Ingredients

For the chicken

2-3 free range chicken breast

4 cups chicken stock

1 lemongrass stick, bashed and chopped

rind of 1 kaffir lime

4 kaffir lime leaves, chopped

5cm piece ginger, sliced

roots from 1 bunch coriander, washed

1 tbspn peppercorns

2 tbspn brown sugar

lemon oil (substitute olive oil)

For the salad

3 medium sweet potatoes (use a variety if possible)

olive oil

coriander seeds

300g wild rice

4 shallots, sliced

1 green chilli, half finely chopped and half sliced for decoration

1 clove garlic, finely chopped

1 bunch coriander, leaves and stems roughly chopped

1/2 bunch mint, leaves roughly chopped plus some whole for decoration

2 cups baby spinach roughly chopped

juice of 1 lime

salt and pepper

1/2 cup toasted flaked coconut

1/2 cup roasted cashews, roughly chopped

micro herbs and edible flowers (optional)

For the dressing

400ml coconut cream

1 kaffir lime leaf, chopped

juice of half a lime

1 tbspn coconut sugar (substitute brown sugar)

1/2 lemongrass stalk, bashed and chopped

5cm piece ginger, chopped

1/2 cup of the liquid used to cook the chicken, strained

Method

To poach the chicken, place all the ingredients in a saucepan. Bring to the simmer on a medium heat, simmer for 5-10mins, or until just cooked. Remove chicken from liquid and allow to cool slightly. Slice and drizzle with lemon oil to prevent it from drying out. Cover with cling wrap until needed.

Peel and cut sweet potatoes into long wedges. Toss with olive oil, coriander seeds, salt and pepper. Spread onto lined baking trays in a single layer. Bake in a 200 degrees oven for about 1/2 hr, or until golden and crispy on the edges. Allow to cool.

Meanwhile cook wild rice according to packet directions. Allow to cool before adding remaining salad ingredients, reserving the decorative chilli and mint and the coconut and cashews.

To make the dressing combine all ingredients in a small saucepan and bring to the simmer over medium heat. Simmer for 10mins. Strain, and allow to cool in the fridge.

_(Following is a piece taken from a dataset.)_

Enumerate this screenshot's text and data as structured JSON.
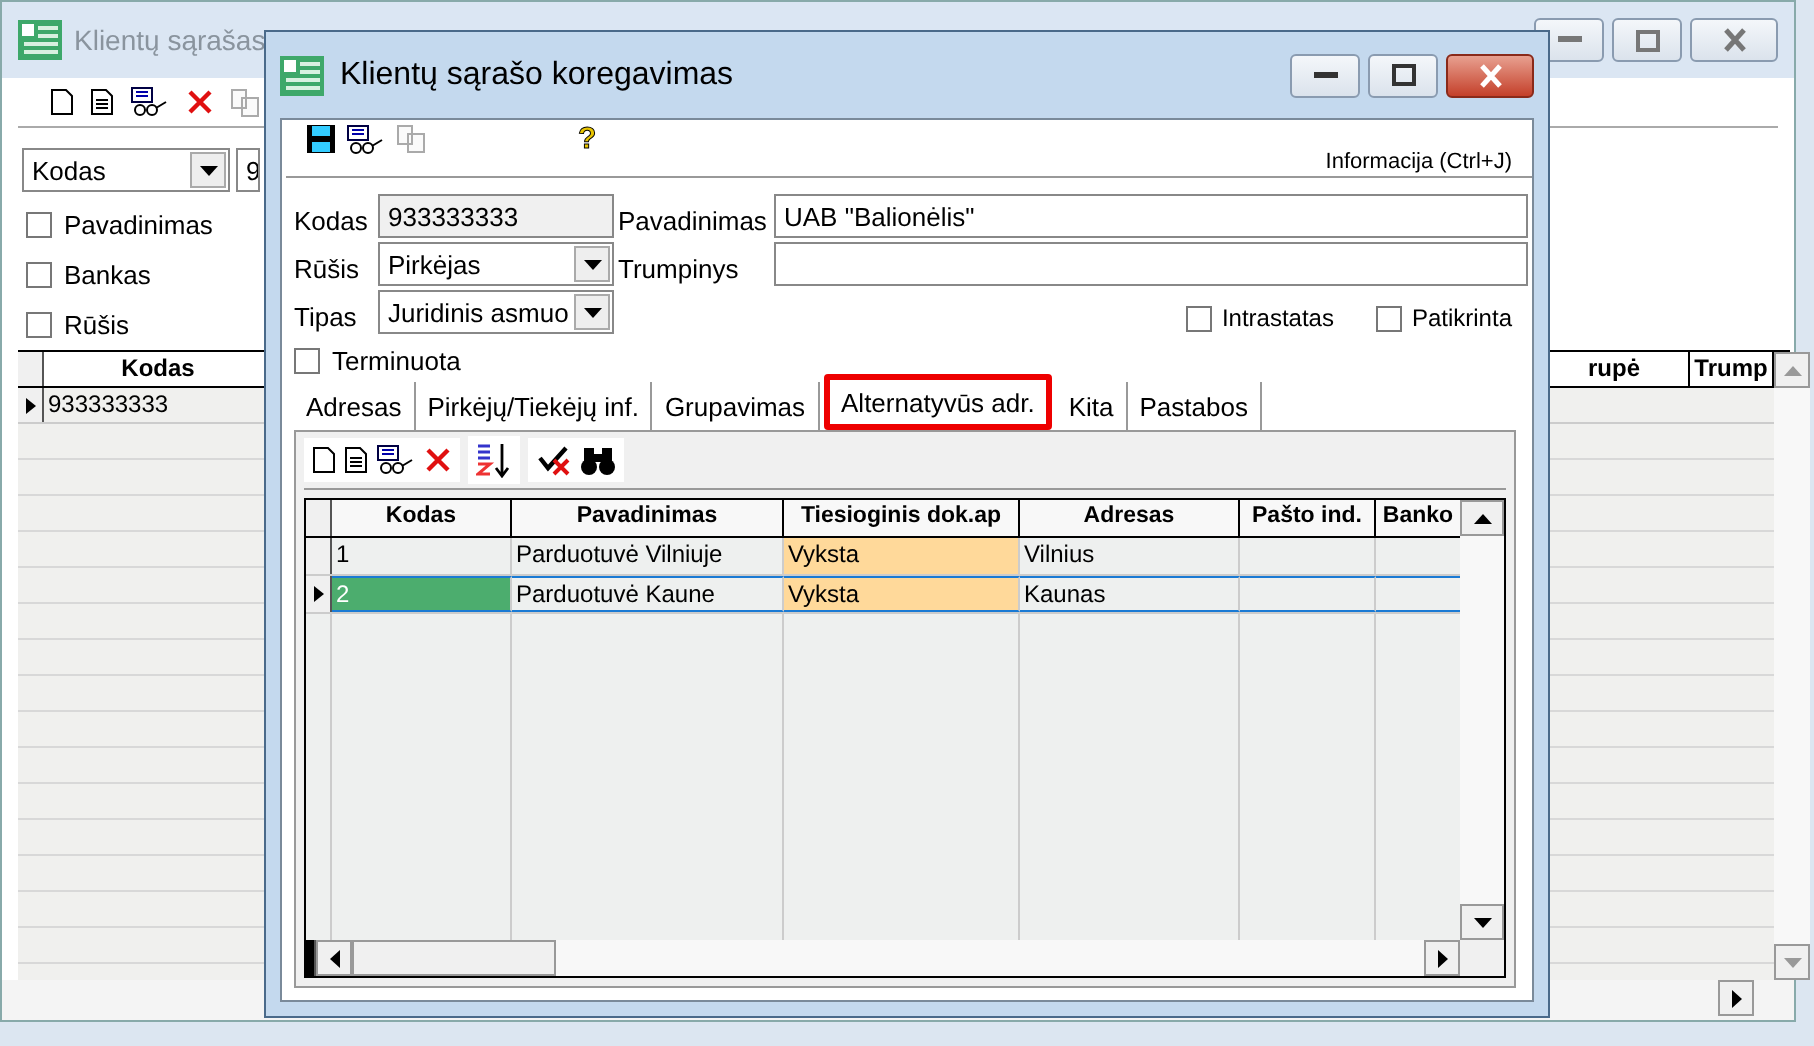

To assemble the salad layer the rice mixture with the sweet potato and the chicken. Sprinkle with mint, chilli, coconut, cashews, micro herbs and flowers. Serve with dressing on the side for people to dress their own.